Watching water flow over Cheesman Dam’s unique stone spillway is nothing short of spectacular.
The dam and reservoir sit in a remote canyon that straddles the border of Douglas and Jefferson counties about two hours southwest of Denver near Deckers.
When the water level in Cheesman Reservoir behind the dam is high enough, water cascades like a waterfall down the spillway, a 220-foot-high wall of boulders, into the South Platte River below.
The reservoir collects mountain snow that melts and pours into the South Platte River. On June 28, Cheesman filled to capacity and started spilling thanks to abundant snowfall last winter.
Spillways provide an important safety feature for dams, offering a safe path for the water to flow downstream and ensuring large amounts of water do not go over the top of the dam.
Cheesman is unique among Denver Water’s 12 major dams in that it has three ways to move water through the dam.

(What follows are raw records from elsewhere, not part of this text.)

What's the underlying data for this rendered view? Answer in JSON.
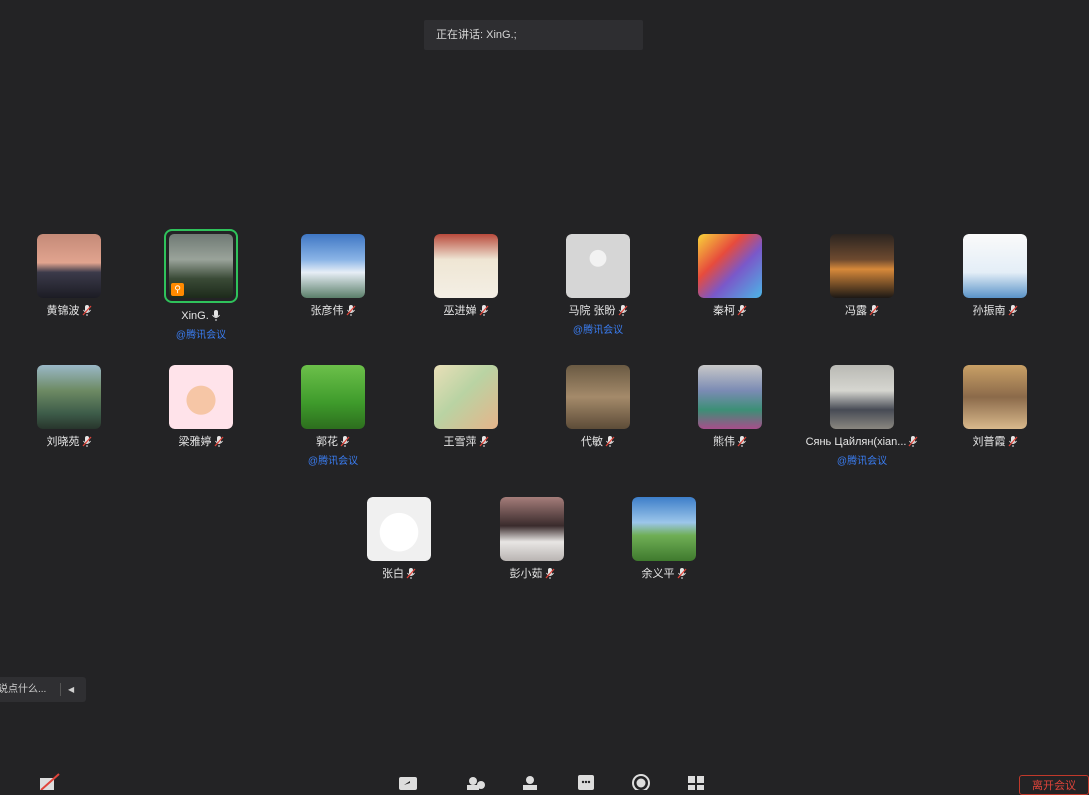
{
  "speaking_banner": "正在讲话: XinG.;",
  "participants": [
    {
      "name": "黄锦波",
      "tag": "",
      "active": false
    },
    {
      "name": "XinG.",
      "tag": "@腾讯会议",
      "active": true
    },
    {
      "name": "张彦伟",
      "tag": "",
      "active": false
    },
    {
      "name": "巫进婵",
      "tag": "",
      "active": false
    },
    {
      "name": "马院 张盼",
      "tag": "@腾讯会议",
      "active": false
    },
    {
      "name": "秦柯",
      "tag": "",
      "active": false
    },
    {
      "name": "冯露",
      "tag": "",
      "active": false
    },
    {
      "name": "孙振南",
      "tag": "",
      "active": false
    },
    {
      "name": "刘晓苑",
      "tag": "",
      "active": false
    },
    {
      "name": "梁雅婷",
      "tag": "",
      "active": false
    },
    {
      "name": "郭花",
      "tag": "@腾讯会议",
      "active": false
    },
    {
      "name": "王雪萍",
      "tag": "",
      "active": false
    },
    {
      "name": "代敏",
      "tag": "",
      "active": false
    },
    {
      "name": "熊伟",
      "tag": "",
      "active": false
    },
    {
      "name": "Сянь Цайлян(xian...",
      "tag": "@腾讯会议",
      "active": false
    },
    {
      "name": "刘普霞",
      "tag": "",
      "active": false
    },
    {
      "name": "张白",
      "tag": "",
      "active": false
    },
    {
      "name": "彭小茹",
      "tag": "",
      "active": false
    },
    {
      "name": "余义平",
      "tag": "",
      "active": false
    }
  ],
  "chat_placeholder": "说点什么...",
  "leave_button": "离开会议",
  "colors": {
    "background": "#232325",
    "active_border": "#2fc25b",
    "tag": "#3a7cf0",
    "leave": "#e0443a"
  }
}
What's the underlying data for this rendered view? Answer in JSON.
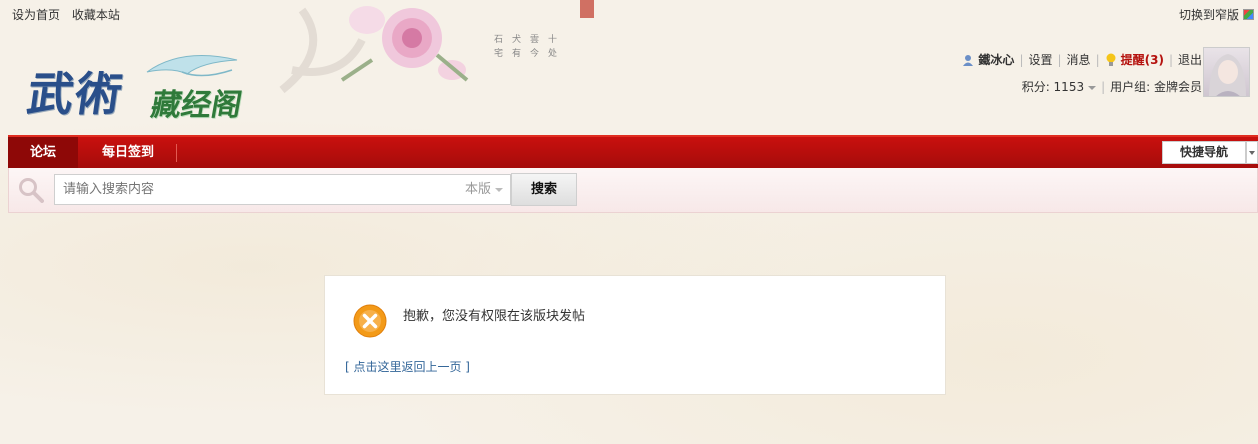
{
  "top_links": {
    "set_home": "设为首页",
    "bookmark": "收藏本站"
  },
  "switch_width": "切换到窄版",
  "site_logo": {
    "main": "武術",
    "sub": "藏经阁"
  },
  "user": {
    "name": "鐵冰心",
    "settings": "设置",
    "messages": "消息",
    "reminders": "提醒(3)",
    "logout": "退出",
    "points_label": "积分: 1153",
    "group_label": "用户组: 金牌会员"
  },
  "nav": {
    "items": [
      {
        "label": "论坛"
      },
      {
        "label": "每日签到"
      }
    ],
    "quick_nav": "快捷导航"
  },
  "search": {
    "placeholder": "请输入搜索内容",
    "scope": "本版",
    "button": "搜索"
  },
  "message": {
    "text": "抱歉，您没有权限在该版块发帖",
    "back_link": "[ 点击这里返回上一页 ]"
  },
  "colors": {
    "nav_red": "#c9100e",
    "nav_active": "#8e0807",
    "remind_red": "#b5120e",
    "error_orange": "#f39a18",
    "link_blue": "#336699"
  },
  "icons": {
    "user": "user-icon",
    "bulb": "bulb-icon",
    "search": "search-magnifier-icon",
    "error": "error-x-icon"
  }
}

Five valves at the bottom of the dam serve as the primary way the dam operators can release water. In the middle of the dam is another valve, which functions as a backup to the main valves below. And when water levels in the reservoir are high enough, the operators can choose to send water down the spillway. (Watch this video to see how the three release options lead to happy trout in the South Platte River.)
Cheesman opened in 1905 and can store 79,000 acre-feet of water, nearly 27 billion gallons. That’s enough water to supply 316,256 residential households for an entire year.
The dam is expected to continue spilling water into mid-July. Hikers can catch a peek of the stone spillway in use from a recreational trail at the bottom of Cheesman Canyon.
Bailee Campbell, Denver Water’s video intern, contributed to this story and video.